Which brings us to the above video.  Although I certainly have my lapses, I think that I have done a reasonable job of avoiding the pitfalls described above.  The point in the video is from the bronze medal match from the 2015 CEV Champions League.  It shows my team (Berlin Recycling Volleys) create a great opportunity to win the match, and then make a ‘simple’, ‘unforced’ error.  My reaction is a rueful smile and a silent expletive.  The reason for the smile is at that exact moment of time I remembered a moment at training about a week before in which I implored my team (again) to always force the high ball set close to the net and further emphasised my point by saying ‘I would rather make one direct error and nine perfect sets than ten ‘okay’ sets’.  I never thought those words would come back to bite us at quite that moment**.   Luckily my sense of irony has not yet been destroyed by my lack of perspective.

During the recent World League Finals tournament it became something of a bugbear of the commentator when teams made similar errors in setting high balls.  His mantra was that in those situations the player should always set the ball on the 10 feet from the net to be safe.  Fair enough, although it could have been the players were trying to set 10 feet from the net but didn’t know where that was.  But I digress.  My problem was that he did comment that the dozens and dozens of great sets were still not the safe option, just ‘luckily’ not errors.  On those occasions he always praised the attacker who made the point and simply didn’t mention the set or setter who made it possible.

There are two important points here.

Firstly, you must be absolutely consistent in your demands of the players.  If you demand aggression, you cannot fault errors that result from what you demand.  Conversely if you demand conservatism, you should fault aggression, even if it results in a successful action.

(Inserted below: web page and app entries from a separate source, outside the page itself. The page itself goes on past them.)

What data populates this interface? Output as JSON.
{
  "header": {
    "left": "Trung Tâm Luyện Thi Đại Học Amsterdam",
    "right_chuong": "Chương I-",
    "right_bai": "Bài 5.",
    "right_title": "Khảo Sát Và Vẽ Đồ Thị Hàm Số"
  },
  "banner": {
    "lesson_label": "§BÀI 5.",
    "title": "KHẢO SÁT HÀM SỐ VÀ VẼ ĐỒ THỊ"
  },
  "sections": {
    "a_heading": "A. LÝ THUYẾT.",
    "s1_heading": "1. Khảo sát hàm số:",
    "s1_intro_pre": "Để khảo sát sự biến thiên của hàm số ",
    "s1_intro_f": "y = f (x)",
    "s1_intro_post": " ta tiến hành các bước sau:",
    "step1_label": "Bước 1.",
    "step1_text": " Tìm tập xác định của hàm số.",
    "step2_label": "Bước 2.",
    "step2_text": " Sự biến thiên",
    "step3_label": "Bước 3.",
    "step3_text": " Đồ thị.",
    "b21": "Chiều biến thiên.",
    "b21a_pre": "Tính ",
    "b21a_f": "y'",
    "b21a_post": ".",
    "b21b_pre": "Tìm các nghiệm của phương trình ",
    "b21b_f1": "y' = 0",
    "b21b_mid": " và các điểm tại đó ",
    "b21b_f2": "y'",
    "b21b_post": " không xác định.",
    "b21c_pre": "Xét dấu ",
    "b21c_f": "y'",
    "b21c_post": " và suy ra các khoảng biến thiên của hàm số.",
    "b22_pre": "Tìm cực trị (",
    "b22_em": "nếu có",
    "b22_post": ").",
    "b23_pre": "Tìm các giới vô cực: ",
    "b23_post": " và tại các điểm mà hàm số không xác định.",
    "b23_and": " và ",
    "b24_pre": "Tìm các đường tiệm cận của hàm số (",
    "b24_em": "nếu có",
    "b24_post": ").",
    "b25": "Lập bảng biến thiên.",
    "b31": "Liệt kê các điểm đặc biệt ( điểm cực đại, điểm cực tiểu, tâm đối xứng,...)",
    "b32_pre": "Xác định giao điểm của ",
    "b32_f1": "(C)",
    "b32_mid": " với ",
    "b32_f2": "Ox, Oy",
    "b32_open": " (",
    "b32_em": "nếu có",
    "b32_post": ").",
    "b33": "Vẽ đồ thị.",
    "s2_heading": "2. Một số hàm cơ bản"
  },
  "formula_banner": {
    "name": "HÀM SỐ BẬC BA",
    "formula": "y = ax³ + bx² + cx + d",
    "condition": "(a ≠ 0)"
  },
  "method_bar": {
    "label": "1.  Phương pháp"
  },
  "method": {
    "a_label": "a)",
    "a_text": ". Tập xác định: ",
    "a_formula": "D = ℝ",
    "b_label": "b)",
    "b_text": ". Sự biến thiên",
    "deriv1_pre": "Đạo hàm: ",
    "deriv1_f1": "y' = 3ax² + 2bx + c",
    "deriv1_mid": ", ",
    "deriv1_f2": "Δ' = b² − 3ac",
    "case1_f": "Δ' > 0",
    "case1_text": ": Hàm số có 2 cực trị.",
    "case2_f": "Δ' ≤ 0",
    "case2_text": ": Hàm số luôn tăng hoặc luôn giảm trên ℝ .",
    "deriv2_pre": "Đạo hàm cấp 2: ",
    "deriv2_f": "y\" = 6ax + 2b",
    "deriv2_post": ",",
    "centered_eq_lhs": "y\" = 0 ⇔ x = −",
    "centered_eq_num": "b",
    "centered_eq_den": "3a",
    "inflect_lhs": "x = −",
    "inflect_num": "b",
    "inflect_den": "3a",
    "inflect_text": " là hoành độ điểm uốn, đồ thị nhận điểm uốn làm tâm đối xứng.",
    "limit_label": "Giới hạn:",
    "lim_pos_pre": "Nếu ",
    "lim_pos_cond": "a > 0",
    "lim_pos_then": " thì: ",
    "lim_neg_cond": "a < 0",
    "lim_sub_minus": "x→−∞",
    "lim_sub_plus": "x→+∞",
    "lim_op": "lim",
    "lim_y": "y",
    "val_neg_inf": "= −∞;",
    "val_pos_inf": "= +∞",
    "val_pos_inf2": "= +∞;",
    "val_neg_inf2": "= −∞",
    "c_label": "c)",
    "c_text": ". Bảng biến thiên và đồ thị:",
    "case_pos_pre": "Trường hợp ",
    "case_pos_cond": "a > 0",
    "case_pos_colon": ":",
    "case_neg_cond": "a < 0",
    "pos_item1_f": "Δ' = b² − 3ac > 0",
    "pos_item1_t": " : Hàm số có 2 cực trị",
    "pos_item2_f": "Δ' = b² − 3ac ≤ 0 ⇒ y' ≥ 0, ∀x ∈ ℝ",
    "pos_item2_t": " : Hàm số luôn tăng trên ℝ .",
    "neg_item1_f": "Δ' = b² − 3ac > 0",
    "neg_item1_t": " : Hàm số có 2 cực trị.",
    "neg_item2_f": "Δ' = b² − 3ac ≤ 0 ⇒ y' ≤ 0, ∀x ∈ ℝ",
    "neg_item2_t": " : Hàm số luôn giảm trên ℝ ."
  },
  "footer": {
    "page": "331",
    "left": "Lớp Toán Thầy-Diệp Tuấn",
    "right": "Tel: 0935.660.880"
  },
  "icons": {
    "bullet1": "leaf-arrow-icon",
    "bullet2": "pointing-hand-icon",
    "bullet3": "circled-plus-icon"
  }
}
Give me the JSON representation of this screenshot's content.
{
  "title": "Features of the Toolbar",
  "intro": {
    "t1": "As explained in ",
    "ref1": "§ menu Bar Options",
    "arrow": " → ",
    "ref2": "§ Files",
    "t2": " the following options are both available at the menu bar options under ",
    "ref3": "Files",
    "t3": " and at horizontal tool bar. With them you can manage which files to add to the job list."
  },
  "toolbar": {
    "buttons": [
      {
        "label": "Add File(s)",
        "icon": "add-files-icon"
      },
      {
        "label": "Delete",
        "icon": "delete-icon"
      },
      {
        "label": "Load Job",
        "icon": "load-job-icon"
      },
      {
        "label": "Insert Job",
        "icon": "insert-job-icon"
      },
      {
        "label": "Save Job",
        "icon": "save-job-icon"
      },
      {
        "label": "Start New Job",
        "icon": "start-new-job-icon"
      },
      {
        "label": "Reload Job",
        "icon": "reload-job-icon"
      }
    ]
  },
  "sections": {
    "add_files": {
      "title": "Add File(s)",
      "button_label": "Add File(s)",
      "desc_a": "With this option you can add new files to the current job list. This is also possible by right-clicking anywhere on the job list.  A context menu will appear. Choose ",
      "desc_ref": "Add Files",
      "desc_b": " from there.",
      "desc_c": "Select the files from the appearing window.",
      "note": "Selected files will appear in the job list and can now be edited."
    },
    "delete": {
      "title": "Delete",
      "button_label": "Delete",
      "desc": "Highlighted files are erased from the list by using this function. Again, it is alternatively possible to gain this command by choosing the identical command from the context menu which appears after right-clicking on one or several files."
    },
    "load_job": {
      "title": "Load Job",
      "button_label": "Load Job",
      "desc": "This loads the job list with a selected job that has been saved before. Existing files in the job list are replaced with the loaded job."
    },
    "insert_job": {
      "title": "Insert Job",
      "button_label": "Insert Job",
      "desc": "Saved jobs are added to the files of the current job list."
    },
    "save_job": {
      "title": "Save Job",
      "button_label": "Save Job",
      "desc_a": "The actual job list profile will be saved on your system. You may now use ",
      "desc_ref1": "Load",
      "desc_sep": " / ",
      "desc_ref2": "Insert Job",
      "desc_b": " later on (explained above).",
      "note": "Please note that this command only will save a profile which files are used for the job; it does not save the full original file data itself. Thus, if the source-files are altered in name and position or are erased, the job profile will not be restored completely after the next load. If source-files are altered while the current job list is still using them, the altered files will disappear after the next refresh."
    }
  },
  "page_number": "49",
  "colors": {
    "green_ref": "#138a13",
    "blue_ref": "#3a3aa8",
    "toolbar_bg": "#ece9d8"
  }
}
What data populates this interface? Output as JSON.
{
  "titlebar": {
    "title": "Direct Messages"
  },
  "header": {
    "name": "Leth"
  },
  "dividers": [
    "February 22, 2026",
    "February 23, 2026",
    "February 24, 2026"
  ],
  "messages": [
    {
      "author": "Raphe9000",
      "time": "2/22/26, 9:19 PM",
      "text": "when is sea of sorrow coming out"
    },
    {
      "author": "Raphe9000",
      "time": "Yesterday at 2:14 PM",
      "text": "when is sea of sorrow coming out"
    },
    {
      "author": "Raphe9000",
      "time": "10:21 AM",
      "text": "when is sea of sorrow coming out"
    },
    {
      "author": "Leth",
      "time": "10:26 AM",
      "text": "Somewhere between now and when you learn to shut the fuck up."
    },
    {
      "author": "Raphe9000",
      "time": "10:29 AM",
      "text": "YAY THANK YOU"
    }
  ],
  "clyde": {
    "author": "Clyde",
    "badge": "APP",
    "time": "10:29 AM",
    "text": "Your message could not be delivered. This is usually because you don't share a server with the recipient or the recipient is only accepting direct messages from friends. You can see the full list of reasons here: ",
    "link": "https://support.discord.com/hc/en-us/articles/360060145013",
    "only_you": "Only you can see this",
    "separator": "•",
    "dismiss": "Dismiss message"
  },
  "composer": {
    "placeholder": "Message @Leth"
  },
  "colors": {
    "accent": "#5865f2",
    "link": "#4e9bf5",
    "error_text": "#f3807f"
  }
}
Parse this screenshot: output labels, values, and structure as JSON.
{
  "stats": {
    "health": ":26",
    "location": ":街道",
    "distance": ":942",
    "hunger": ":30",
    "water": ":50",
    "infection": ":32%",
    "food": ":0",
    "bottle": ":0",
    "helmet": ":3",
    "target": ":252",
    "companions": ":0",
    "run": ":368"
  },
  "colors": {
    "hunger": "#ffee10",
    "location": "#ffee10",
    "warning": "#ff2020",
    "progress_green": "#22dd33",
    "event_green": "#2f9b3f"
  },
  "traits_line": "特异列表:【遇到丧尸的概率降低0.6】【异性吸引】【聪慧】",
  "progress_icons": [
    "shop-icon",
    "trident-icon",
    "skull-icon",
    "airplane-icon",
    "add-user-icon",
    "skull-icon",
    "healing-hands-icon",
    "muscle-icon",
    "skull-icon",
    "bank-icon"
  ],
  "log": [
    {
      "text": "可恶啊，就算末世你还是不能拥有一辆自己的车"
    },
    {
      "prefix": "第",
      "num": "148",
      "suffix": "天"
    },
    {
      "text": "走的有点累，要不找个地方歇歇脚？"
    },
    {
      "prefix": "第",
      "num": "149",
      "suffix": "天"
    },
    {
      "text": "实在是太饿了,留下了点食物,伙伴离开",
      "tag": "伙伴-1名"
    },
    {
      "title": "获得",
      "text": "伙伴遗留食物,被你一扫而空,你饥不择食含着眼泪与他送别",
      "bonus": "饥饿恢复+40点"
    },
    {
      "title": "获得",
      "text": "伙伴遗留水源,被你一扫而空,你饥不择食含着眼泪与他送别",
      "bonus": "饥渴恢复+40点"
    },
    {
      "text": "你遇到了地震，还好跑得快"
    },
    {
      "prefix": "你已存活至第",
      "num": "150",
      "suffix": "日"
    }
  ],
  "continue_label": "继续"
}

Secondly, the key concept that led to the errors that so annoyed the commentator was that the current generation of players / teams / coaches is playing to win.  Previous generations’ first instinct was conservative, to play not to lose.  Playing to win means searching for solutions that lead directly to points which in turn means that errors can occur.  Playing not to lose means searching for solutions that give your opponent the chance to make errors.  This leads to what I saw in the 2012 Olympics which was teams who often seemed to be playing ‘with’ each other in a kind of choreographed dance.  It can certainly be annoying at times to see a service error at set point or spike aimed at the top joint of the middle blockers finger land untouched in a spectators lap but those errors arise from exactly the kind of thinking that also leads to the countless successful actions that make modern volleyball such an astonishingly spectacular sport.  You can’t have one without the other.


*Doing anything in the absence of humour is, not surprisingly, an incredible painful experience.

**To keep perspective, we might have made five such errors over the course of the season and I am almost certain the player in question made only that one, including nine months worth of training and dozens of more difficult ones.

A Journey Of A Thousand Miles…

…begins with a single step.  And ends with a last minute.  Our thousand (at least) mile journey ended with this minute.